### Task details
Retype each entry exactly as written, and keep the pictures out of the copy.

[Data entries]
+++
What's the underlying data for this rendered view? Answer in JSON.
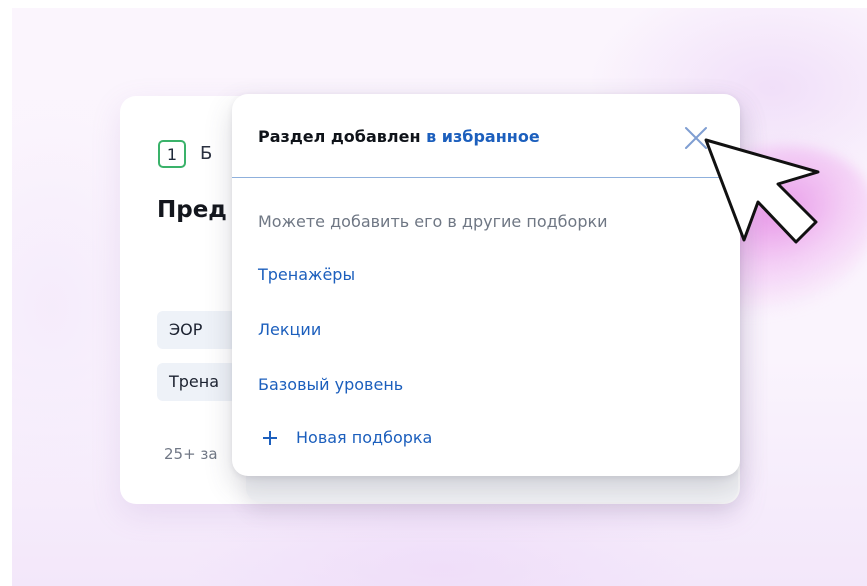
{
  "background_card": {
    "number": "1",
    "label_fragment": "Б",
    "title_fragment": "Пред",
    "chips": [
      "ЭОР",
      "Трена"
    ],
    "footer_fragment": "25+ за"
  },
  "popup": {
    "title_prefix": "Раздел добавлен",
    "title_link": "в избранное",
    "hint": "Можете добавить его в другие подборки",
    "options": [
      "Тренажёры",
      "Лекции",
      "Базовый уровень"
    ],
    "new_collection_label": "Новая подборка"
  },
  "icons": {
    "close": "close-icon",
    "plus": "plus-icon",
    "cursor": "mouse-pointer-icon"
  },
  "colors": {
    "accent": "#1c5fbd",
    "badge_border": "#3ab26a",
    "glow": "#e27ae2"
  }
}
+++
### Response to this exercise
What's the underlying data for this rendered view? Answer in JSON.
{
  "background_card": {
    "number": "1",
    "label_fragment": "Б",
    "title_fragment": "Пред",
    "chips": [
      "ЭОР",
      "Трена"
    ],
    "footer_fragment": "25+ за"
  },
  "popup": {
    "title_prefix": "Раздел добавлен",
    "title_link": "в избранное",
    "hint": "Можете добавить его в другие подборки",
    "options": [
      "Тренажёры",
      "Лекции",
      "Базовый уровень"
    ],
    "new_collection_label": "Новая подборка"
  },
  "icons": {
    "close": "close-icon",
    "plus": "plus-icon",
    "cursor": "mouse-pointer-icon"
  },
  "colors": {
    "accent": "#1c5fbd",
    "badge_border": "#3ab26a",
    "glow": "#e27ae2"
  }
}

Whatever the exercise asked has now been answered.